Many analysts have skewered Yale University researchers who “conservatively” peg America’s illegal alien population at 16.7 million, and likely much higher.
The new study’s findings, which range up to 29.5 million, far exceed widely cited estimates, notably the 11.3 million figure compiled by the Pew Research Center in fiscal 2016.
The Yale report may be over the top, but is it reasonable to believe there are fewer illegal aliens in this country than a decade ago? That’s what the government and the mainstream media would have you think.
In 2006, the Department of Homeland Security stated that 11.55 million illegal aliens were present. Ten years later, Americans were told that the illegal population fell 2.2 percent while the U.S. population increased 8.7 percent.
In light of Republican and Democratic administrations tolerating loose borders, practicing catch-and-release policies and soft interior enforcement, a declining number of illegal aliens seems improbable. Based on available data, FAIR’s conservative estimate of the illegal alien population is 12.5 million.
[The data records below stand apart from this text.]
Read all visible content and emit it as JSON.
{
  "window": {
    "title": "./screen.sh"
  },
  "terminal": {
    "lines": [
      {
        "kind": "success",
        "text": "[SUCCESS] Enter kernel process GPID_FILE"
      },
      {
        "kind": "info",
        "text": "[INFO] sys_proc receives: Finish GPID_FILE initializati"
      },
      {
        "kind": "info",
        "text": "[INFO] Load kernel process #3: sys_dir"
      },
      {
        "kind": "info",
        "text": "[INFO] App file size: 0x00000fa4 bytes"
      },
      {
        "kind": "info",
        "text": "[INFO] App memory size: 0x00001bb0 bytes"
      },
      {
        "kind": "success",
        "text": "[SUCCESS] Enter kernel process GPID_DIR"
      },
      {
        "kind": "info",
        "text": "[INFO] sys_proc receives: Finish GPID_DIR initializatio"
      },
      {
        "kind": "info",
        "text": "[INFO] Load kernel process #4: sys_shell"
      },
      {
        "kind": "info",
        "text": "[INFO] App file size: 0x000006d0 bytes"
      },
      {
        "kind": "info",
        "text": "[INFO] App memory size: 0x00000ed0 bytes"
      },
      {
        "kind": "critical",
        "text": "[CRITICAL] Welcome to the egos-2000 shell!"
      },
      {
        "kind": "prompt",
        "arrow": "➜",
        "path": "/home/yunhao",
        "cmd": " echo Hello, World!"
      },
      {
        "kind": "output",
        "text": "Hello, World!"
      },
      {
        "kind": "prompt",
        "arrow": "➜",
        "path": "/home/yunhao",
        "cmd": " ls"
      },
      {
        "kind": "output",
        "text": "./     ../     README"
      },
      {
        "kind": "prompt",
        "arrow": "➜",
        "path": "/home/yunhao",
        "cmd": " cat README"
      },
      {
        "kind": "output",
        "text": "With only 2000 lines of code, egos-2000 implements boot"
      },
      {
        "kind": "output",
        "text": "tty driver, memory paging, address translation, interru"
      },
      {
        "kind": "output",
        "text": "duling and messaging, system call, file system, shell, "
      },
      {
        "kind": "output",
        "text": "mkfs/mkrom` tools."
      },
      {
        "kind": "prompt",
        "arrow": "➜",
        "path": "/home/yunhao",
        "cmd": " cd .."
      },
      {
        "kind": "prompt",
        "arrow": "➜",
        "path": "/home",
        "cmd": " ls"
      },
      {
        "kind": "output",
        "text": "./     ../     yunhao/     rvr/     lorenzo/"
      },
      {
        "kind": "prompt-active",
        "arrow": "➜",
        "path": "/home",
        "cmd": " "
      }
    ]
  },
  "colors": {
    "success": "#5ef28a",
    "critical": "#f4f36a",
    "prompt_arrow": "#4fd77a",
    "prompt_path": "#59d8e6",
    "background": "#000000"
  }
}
Edward Kaplan, a co-author of the Yale study, noted that enumerating illegal aliens is fraught with pitfalls, and that government surveys dependent on voluntary information are inevitably prone to undercounts.
“One must locate undocumented immigrants and, once located, subjects must truthfully report they were foreign born,” Kaplan said. “Obviously [they]do not wish to be found, nor is it in their interest to reveal their place of birth.”
Kaplan said tens of millions of people fall into the category of declining to answer surveys. Admitting as much, President Barack Obama’s Immigration and Customs Enforcement Director Sarah Saldana testified to Congress that the number of illegals could be 15 million.
DHS’s own documents suggest that the government undercounts illegals in this country. DHS recently reported 628,799 visa overstays in fiscal 2016. Yet its report does not cover all foreign visitors to the United States, such as those who enter through a vehicular or land point of entry. Nor does it enumerate the total estimated overstay population currently in the United States.
Despite years of work, federal agencies still have not developed a reliable tracking system to identify visa overstayers – a key subset of the illegal population.
Amid the confusion and contention over the presence of illegal aliens in the U.S., the government has a responsibility to get the data right. Numbers matter, as FAIR detailed in its landmark study on the multibillion-dollar costs that illegals impose on taxpayers.
While analysts have raised serious questions about the Yale study’s methodology, it also seems that DHS & Co. haven’t gone far enough to get to the full accounting the American public deserves.